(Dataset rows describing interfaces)
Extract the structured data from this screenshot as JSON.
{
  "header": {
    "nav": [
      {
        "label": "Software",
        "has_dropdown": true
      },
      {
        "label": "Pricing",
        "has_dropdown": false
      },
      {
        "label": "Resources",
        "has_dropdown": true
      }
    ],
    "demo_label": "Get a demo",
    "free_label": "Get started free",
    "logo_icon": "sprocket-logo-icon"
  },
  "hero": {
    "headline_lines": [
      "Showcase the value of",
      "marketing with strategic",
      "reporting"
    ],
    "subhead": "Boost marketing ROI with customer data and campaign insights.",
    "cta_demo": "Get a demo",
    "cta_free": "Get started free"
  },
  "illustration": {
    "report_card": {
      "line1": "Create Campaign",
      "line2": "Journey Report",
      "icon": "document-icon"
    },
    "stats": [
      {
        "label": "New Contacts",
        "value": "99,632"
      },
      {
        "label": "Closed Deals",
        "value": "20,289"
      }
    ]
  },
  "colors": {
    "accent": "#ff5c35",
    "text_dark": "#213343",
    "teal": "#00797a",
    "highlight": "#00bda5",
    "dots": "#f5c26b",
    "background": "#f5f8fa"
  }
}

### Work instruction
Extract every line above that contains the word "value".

### Worked solution
      "Showcase the value of",
        "value": "99,632"
        "value": "20,289"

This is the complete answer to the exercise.